■ **REQUIRED ACTION**
Report each line from the entries in which "icon" can be found.

[Items from a dataset]
# # #

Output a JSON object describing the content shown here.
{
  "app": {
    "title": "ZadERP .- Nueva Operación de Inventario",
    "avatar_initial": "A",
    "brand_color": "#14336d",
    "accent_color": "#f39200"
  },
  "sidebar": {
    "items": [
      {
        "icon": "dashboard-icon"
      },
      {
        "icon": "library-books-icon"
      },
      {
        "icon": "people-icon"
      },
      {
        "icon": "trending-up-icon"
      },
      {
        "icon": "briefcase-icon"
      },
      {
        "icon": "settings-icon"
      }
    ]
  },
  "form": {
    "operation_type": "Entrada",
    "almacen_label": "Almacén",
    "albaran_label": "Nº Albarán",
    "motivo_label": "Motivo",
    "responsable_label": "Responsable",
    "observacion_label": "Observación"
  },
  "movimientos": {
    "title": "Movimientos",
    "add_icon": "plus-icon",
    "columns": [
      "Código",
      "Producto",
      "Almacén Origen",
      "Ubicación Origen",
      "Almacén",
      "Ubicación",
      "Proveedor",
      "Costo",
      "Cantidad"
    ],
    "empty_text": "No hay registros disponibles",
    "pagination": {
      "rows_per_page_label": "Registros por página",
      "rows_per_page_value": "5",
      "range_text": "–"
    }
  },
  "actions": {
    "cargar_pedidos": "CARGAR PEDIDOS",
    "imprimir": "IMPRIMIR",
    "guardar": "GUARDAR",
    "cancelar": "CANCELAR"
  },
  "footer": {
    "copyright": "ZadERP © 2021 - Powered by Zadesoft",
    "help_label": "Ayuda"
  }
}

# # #

■ **ANSWER AREA**
        "icon": "dashboard-icon"
        "icon": "library-books-icon"
        "icon": "people-icon"
        "icon": "trending-up-icon"
        "icon": "briefcase-icon"
        "icon": "settings-icon"
    "add_icon": "plus-icon",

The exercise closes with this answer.